Object of Play
In this role-play exercise, two people prototype a machine–human interaction. The user talks to another who is “behind the curtain,” playing the role of the machine. They may use a script to uncover breaking points in an existing design, or improvise to work out a completely new idea.
Number of Players
2, plus observers
Duration of Play
30 minutes or more
How to Play
If a group is testing an existing design, they should prepare a script that outlines the responses and actions that the machine can take. The “wizard” will use this—and only this—to react to the user. For example, a group that is designing an ATM interface would write a script of information presented to the user and the responses that it understands in return.
If a group is improvising, they can just get started. To open the exercise, the two players should be visually separated from each other. This is the “curtain” that keeps them from inadvertently passing cues or other information to each other. They may be separated by a piece of cardboard, or they may simply turn their backs to each other.

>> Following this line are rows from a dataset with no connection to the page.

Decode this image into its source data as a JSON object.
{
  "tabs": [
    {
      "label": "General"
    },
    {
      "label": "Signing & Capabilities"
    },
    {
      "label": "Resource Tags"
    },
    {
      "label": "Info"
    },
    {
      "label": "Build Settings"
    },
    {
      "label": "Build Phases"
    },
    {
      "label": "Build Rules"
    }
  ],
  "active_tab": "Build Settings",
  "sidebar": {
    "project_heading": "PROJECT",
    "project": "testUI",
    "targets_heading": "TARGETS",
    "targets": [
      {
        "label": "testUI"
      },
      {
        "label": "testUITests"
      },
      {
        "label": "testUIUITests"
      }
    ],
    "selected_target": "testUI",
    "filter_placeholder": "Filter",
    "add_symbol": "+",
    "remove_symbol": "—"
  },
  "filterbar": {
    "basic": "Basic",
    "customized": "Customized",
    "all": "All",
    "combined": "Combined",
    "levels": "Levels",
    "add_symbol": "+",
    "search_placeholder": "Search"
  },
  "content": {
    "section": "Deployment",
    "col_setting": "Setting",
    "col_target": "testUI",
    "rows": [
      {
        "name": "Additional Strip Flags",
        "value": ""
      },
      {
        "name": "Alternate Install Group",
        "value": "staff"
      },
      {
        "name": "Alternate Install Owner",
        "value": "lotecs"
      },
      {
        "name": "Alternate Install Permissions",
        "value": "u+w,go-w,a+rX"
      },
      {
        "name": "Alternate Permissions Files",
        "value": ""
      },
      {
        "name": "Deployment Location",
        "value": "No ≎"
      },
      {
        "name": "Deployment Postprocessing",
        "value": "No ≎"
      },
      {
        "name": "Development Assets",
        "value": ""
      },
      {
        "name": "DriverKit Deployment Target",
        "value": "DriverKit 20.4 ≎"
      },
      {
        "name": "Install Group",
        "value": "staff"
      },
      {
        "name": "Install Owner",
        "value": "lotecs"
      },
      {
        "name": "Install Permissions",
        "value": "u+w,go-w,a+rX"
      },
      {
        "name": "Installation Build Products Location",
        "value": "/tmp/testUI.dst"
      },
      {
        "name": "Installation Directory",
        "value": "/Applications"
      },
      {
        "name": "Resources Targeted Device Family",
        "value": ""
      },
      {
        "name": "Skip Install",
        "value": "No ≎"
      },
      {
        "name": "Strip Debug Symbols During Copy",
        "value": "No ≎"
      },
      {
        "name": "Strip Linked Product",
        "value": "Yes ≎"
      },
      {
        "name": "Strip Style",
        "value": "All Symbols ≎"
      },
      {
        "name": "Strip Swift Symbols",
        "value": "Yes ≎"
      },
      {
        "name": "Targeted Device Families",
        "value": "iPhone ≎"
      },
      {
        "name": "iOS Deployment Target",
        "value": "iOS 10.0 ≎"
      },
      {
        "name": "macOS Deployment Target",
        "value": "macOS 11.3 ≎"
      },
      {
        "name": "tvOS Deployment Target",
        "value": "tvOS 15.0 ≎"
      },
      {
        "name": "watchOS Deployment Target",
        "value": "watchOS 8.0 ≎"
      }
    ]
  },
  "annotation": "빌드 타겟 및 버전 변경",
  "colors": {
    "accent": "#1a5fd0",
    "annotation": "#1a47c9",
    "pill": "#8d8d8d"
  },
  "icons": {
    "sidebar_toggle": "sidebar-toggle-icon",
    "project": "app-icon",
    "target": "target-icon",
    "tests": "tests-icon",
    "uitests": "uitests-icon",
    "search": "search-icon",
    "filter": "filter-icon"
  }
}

The easiest way to play through the exercise is for the user to initiate some task that she wants to accomplish. As the two players play through the experience, they should look for problems, frustration points, or opportunities to do the unexpected. Essentially, the user should challenge the machine, and the machine should stick to what it knows.
This technique’s application has grown beyond voice control, as the “curtain” simultaneously eliminates assumptions about the machine and surfaces what the user wants to do and how she wants to do it.
The technique was pioneered in the 1970s, in the early design and testing of the now-common airport kiosk, and in IBM’s development of the “listening typewriter.” In these cases, the technique is taken even further: the person playing the machine would interpret voice commands from a user and manipulate a prototype of the system accordingly, like the invisible “wizard” in The Wizard of Oz.